Input records Block Start

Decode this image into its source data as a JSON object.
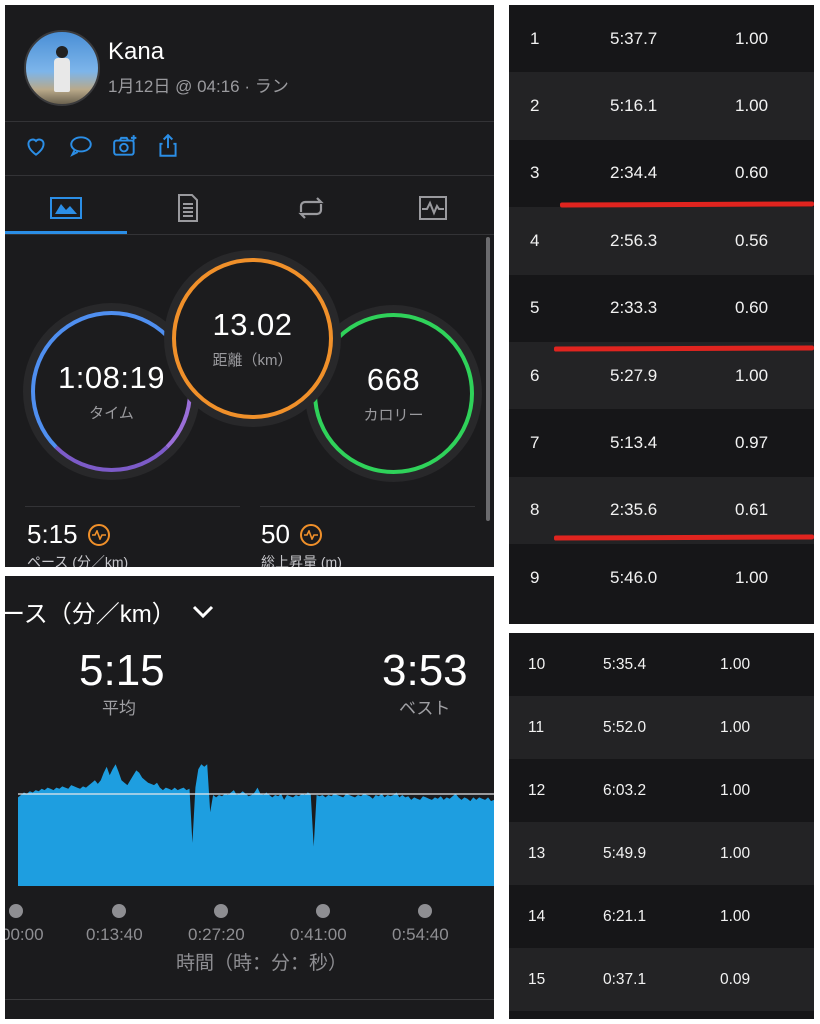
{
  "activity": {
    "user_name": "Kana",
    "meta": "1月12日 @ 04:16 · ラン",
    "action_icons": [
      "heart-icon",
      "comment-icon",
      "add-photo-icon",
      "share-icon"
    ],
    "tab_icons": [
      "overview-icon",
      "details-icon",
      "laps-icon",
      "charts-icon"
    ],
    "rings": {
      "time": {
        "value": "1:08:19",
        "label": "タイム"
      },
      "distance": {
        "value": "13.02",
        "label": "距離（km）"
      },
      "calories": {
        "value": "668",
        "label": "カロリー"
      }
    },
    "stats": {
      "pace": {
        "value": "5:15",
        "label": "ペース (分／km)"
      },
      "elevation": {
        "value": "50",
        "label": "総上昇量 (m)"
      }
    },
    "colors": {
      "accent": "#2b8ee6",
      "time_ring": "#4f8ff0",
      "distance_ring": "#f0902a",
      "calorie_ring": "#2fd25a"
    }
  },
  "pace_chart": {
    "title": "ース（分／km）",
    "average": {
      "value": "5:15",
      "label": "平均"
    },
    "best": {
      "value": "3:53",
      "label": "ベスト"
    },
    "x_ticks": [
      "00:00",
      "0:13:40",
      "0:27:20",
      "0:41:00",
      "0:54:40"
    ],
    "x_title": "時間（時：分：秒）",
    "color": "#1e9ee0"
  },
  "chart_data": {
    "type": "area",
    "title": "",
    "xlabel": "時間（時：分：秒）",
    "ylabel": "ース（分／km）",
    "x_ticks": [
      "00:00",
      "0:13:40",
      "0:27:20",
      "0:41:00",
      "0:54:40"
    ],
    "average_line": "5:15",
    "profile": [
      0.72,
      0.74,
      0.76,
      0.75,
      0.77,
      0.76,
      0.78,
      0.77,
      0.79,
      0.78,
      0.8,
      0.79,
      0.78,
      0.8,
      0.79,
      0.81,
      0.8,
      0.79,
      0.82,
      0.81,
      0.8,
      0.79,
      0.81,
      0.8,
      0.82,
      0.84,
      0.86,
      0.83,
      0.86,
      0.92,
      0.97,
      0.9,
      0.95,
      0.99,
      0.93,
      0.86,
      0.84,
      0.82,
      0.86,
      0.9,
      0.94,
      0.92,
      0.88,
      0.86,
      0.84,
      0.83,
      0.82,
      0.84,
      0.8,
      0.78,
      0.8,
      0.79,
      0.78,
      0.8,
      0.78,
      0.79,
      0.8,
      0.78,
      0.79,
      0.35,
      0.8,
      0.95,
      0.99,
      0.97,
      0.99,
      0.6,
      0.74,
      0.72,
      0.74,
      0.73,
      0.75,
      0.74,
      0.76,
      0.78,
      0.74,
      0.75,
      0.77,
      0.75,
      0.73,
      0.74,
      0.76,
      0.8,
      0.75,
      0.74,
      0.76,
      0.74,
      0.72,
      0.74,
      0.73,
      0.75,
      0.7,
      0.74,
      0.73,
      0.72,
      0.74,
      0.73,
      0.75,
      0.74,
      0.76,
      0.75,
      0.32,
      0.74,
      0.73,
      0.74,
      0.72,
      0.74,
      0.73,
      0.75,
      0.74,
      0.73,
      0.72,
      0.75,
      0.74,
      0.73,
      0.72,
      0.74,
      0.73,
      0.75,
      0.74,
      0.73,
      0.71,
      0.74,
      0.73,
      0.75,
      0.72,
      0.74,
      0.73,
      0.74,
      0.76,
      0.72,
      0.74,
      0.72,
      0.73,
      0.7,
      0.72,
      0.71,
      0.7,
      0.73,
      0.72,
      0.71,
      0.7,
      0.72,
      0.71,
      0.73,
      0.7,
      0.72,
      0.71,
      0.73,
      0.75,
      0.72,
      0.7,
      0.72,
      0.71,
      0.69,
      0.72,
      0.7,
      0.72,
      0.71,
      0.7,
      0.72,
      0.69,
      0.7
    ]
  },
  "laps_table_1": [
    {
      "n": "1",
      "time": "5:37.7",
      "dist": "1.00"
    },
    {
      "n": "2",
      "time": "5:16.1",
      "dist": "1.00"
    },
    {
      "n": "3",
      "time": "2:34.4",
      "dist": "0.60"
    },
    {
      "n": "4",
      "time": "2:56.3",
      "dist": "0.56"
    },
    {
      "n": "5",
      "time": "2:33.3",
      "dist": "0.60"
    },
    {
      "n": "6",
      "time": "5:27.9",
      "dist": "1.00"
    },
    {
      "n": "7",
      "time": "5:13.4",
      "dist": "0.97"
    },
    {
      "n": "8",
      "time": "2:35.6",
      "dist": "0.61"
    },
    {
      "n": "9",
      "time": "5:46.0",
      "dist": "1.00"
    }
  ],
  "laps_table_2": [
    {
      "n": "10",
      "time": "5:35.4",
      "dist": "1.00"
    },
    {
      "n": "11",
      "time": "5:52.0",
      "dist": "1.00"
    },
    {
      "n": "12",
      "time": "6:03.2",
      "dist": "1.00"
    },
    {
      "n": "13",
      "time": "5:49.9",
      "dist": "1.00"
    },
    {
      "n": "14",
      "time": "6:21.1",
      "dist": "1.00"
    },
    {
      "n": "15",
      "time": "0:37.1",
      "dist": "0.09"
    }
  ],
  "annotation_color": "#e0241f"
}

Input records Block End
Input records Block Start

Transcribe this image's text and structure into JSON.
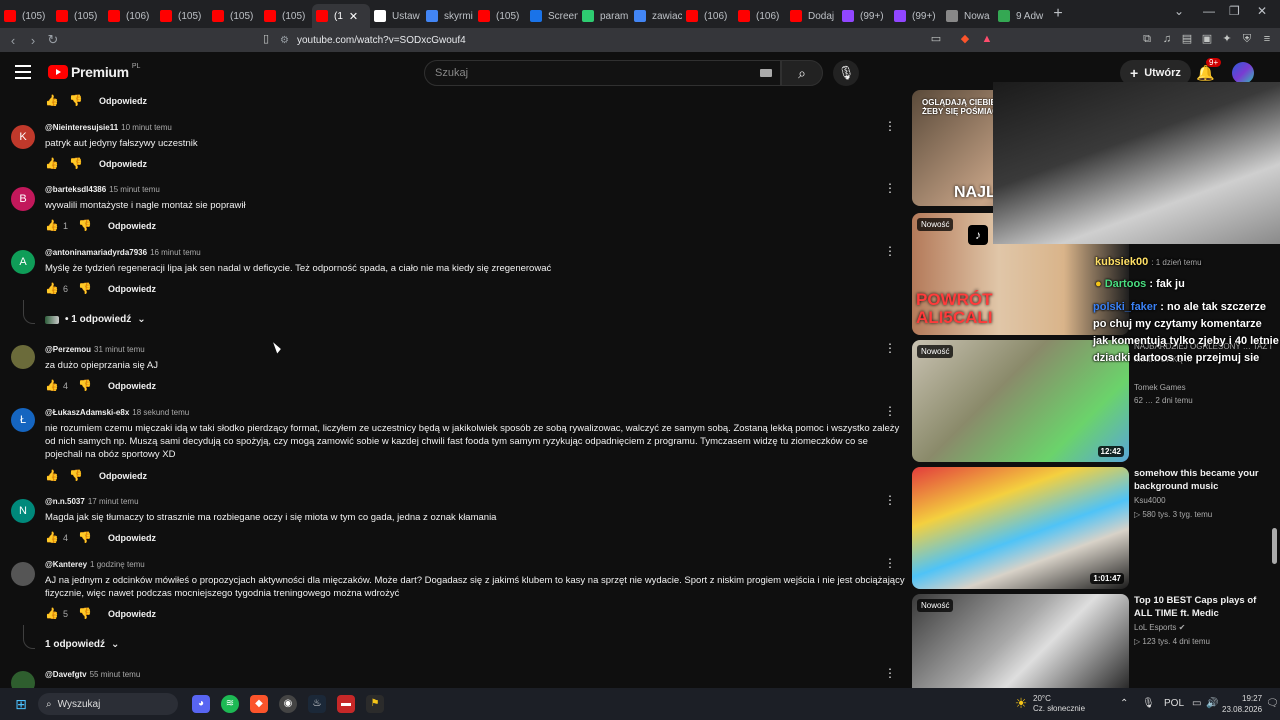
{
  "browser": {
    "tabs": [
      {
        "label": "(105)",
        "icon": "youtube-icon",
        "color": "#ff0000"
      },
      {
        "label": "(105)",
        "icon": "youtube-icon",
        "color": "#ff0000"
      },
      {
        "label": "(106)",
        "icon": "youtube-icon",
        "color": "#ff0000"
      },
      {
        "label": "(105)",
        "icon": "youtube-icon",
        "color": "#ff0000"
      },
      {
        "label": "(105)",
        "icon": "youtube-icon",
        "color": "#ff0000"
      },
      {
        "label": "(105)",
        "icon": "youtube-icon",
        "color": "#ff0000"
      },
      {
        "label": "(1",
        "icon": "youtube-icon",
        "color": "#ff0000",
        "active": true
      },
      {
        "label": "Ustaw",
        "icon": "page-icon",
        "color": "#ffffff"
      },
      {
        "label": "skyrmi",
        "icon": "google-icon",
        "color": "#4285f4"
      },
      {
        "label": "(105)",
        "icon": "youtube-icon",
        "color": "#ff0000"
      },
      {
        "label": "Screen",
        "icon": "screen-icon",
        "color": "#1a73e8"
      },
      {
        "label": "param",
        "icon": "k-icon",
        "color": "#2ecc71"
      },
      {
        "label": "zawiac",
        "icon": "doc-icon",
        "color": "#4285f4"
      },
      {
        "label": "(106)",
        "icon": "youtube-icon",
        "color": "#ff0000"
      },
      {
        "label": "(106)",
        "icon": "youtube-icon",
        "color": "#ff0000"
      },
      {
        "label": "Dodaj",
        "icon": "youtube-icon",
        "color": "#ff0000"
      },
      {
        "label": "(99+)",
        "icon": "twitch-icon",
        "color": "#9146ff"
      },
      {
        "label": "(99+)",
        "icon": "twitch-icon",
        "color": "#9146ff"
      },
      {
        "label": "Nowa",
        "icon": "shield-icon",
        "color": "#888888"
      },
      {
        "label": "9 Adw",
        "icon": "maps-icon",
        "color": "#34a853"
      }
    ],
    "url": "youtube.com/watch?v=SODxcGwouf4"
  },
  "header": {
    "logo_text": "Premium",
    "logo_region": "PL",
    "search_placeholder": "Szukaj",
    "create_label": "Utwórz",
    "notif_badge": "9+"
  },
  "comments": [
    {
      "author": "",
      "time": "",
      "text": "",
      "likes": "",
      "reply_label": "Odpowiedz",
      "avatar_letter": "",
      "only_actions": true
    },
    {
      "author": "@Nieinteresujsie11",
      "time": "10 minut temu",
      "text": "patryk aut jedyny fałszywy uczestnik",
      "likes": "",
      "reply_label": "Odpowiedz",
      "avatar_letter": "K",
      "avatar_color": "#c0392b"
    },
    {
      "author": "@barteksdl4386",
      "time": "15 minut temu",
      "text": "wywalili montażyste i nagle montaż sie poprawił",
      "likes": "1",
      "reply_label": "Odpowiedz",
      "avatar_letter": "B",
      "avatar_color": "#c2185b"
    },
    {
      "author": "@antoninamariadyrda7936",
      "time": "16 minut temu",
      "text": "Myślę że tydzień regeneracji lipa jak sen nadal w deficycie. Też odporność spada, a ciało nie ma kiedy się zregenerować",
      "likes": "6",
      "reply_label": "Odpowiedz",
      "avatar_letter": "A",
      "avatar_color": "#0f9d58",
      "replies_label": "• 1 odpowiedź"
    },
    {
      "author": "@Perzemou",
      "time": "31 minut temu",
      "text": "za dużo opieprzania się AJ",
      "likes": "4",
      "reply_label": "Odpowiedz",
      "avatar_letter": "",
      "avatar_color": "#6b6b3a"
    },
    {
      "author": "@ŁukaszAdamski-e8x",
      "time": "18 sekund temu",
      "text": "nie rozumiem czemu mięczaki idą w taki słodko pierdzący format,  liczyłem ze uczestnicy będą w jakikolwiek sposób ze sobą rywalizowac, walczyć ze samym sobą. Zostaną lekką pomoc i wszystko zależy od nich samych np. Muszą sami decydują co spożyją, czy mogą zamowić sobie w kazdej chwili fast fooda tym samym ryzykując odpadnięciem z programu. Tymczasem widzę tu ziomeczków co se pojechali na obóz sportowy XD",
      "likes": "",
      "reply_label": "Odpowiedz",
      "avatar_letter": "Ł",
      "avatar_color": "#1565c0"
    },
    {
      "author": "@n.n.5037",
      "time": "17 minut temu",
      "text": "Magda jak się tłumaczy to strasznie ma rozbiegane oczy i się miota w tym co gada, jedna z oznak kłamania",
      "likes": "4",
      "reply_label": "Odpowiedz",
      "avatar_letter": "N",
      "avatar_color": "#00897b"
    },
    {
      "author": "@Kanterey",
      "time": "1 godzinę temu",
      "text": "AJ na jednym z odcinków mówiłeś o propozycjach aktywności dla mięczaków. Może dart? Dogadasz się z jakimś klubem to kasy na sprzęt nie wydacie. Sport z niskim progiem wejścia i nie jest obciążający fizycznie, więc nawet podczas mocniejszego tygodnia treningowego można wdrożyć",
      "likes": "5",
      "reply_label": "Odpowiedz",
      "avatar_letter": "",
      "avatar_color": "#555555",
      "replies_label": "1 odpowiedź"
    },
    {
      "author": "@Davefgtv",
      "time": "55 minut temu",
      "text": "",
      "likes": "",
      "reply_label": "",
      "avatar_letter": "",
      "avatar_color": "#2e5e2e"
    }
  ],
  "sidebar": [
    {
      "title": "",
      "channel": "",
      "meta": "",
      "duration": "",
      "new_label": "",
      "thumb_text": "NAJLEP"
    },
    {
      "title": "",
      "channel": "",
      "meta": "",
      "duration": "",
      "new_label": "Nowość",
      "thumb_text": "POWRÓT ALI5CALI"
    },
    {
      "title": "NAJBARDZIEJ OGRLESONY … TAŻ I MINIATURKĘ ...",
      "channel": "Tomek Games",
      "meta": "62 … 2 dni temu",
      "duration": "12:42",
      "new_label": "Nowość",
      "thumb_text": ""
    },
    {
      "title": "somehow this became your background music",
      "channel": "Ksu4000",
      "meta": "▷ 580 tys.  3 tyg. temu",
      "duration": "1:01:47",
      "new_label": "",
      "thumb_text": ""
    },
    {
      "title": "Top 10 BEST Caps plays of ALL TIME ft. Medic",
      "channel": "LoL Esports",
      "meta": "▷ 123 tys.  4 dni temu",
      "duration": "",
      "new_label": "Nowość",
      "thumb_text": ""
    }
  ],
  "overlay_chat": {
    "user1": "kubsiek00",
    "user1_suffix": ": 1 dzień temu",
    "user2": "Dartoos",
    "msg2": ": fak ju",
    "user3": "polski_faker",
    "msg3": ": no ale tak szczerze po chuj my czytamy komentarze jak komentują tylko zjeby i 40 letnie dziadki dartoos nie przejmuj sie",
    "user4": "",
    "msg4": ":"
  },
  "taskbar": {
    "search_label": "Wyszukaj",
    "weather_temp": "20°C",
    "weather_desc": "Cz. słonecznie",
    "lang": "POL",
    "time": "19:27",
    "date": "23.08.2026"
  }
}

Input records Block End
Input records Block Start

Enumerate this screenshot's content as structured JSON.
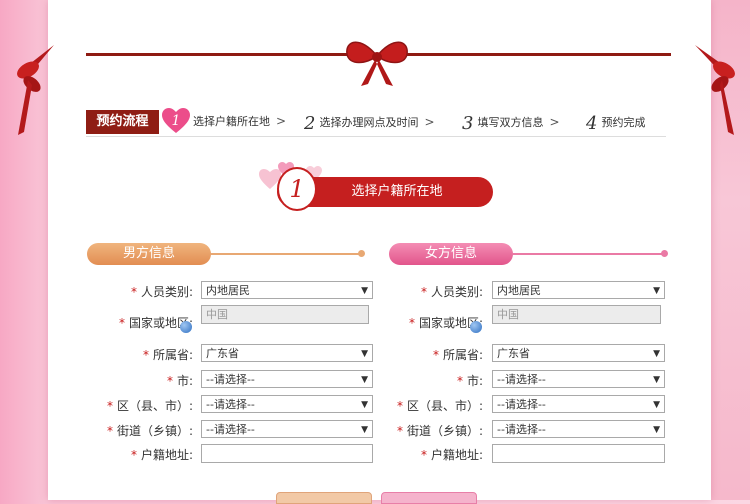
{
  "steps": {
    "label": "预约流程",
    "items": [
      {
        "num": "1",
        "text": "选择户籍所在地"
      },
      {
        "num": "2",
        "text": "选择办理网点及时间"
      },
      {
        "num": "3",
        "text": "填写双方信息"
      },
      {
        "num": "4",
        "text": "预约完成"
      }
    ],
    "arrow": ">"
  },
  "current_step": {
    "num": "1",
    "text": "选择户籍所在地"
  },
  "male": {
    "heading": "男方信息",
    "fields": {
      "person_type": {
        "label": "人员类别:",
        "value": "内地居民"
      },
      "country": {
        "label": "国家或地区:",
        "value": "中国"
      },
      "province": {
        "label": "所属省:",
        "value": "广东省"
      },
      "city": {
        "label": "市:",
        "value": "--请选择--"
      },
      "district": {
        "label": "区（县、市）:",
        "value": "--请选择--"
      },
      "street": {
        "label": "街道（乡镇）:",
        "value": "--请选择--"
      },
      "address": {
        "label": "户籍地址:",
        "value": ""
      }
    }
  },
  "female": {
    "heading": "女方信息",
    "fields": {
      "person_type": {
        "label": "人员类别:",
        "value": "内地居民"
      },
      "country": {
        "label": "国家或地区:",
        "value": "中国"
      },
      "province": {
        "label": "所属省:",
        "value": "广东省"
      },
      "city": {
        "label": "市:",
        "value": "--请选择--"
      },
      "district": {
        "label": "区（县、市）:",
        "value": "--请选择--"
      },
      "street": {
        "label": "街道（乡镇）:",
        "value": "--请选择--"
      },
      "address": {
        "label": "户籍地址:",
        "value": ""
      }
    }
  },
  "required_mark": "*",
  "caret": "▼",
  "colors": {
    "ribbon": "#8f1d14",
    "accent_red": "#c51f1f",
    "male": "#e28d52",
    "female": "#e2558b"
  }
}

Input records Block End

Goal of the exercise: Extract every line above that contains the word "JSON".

Response box:
Decode this image into its source data as a JSON object.
Transcribe this image's text and structure into JSON.
Enumerate this screenshot's content as structured JSON.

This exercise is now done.